● **Task to carry out**
Among the entries below, find each line with "this" and show it.

● **Dataset**
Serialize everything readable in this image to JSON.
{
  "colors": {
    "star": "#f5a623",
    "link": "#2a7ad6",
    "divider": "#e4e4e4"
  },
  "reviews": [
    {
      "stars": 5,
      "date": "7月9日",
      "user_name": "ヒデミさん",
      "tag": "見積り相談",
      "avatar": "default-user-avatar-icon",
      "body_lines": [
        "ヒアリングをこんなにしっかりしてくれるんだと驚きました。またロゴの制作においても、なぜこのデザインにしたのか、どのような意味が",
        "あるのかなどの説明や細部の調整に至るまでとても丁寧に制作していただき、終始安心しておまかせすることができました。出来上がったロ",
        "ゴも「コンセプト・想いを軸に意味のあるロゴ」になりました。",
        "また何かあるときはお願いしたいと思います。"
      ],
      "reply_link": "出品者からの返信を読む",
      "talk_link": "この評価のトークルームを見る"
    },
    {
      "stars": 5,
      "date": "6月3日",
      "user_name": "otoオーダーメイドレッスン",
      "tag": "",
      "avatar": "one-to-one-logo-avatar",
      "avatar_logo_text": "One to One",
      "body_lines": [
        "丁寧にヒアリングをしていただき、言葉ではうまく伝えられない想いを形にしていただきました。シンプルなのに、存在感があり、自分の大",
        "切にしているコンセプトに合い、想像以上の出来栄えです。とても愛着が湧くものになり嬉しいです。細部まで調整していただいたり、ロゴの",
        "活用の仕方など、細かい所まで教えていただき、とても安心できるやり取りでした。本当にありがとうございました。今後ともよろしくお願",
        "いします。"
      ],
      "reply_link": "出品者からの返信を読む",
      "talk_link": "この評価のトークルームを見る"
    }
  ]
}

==

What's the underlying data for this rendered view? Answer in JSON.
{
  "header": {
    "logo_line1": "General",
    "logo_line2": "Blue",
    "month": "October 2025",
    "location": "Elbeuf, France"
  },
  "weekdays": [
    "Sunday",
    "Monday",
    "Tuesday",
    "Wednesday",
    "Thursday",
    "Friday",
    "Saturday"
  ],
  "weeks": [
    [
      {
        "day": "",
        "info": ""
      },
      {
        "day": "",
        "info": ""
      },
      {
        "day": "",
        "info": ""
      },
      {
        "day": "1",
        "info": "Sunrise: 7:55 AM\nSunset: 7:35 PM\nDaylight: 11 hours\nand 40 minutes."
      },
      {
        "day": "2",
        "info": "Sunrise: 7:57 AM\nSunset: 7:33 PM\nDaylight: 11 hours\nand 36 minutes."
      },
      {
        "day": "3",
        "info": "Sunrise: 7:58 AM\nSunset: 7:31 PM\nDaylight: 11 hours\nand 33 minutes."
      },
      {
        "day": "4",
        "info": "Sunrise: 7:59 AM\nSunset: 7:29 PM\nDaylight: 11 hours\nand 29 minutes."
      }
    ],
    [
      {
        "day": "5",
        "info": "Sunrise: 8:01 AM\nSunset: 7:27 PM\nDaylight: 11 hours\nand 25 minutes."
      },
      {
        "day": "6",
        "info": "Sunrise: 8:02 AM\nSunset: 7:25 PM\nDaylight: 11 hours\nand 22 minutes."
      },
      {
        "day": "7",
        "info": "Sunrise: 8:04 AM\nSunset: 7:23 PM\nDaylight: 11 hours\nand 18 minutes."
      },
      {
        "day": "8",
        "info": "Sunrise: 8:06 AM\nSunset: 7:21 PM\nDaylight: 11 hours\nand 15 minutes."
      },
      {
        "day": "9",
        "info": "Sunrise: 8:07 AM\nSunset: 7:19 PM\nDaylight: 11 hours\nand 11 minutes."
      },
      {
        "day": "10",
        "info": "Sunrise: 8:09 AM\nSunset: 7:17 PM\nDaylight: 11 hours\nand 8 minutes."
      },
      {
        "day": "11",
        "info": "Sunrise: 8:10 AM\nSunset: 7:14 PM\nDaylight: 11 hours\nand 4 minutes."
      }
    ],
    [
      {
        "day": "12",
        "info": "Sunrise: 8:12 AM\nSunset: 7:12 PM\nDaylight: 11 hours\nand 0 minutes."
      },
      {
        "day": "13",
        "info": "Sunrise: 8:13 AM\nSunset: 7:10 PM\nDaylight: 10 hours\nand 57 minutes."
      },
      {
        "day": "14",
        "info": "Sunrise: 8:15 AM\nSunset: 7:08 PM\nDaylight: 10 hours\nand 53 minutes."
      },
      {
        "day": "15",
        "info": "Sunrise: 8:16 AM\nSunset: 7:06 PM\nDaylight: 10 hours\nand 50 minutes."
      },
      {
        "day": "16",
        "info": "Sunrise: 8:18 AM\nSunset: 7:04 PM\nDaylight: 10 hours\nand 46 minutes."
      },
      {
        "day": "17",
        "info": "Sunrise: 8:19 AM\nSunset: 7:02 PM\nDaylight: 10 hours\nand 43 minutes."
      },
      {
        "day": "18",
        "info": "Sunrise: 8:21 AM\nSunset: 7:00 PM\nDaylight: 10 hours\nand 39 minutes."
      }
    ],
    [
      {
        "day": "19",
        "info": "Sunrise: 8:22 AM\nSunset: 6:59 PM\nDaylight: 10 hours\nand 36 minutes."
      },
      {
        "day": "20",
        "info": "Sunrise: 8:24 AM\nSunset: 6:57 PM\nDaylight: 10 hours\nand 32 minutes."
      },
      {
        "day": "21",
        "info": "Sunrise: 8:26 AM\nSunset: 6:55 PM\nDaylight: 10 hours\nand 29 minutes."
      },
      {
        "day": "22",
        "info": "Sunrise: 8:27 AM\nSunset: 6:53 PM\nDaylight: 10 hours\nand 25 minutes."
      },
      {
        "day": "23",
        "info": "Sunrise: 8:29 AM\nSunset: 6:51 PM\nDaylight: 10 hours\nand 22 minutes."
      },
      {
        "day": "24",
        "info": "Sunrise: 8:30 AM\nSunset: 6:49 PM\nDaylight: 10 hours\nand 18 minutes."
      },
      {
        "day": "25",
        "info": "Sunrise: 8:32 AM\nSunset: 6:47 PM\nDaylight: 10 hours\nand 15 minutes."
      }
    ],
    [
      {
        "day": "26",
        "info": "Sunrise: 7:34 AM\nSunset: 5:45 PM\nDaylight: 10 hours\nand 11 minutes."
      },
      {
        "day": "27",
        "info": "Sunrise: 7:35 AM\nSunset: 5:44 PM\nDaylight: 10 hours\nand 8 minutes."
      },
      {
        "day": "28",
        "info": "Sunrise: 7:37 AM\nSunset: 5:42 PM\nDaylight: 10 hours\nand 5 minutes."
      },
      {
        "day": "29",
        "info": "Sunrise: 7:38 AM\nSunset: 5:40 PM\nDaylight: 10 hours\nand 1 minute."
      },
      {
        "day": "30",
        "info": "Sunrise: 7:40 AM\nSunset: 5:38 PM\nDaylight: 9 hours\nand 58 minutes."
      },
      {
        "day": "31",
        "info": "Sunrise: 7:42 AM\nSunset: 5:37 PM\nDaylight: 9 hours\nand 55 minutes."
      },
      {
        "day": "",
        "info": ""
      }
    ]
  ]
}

● **Solution to the exercise**
Serialize everything readable in this image to JSON.
What's the underlying data for this rendered view? Answer in JSON.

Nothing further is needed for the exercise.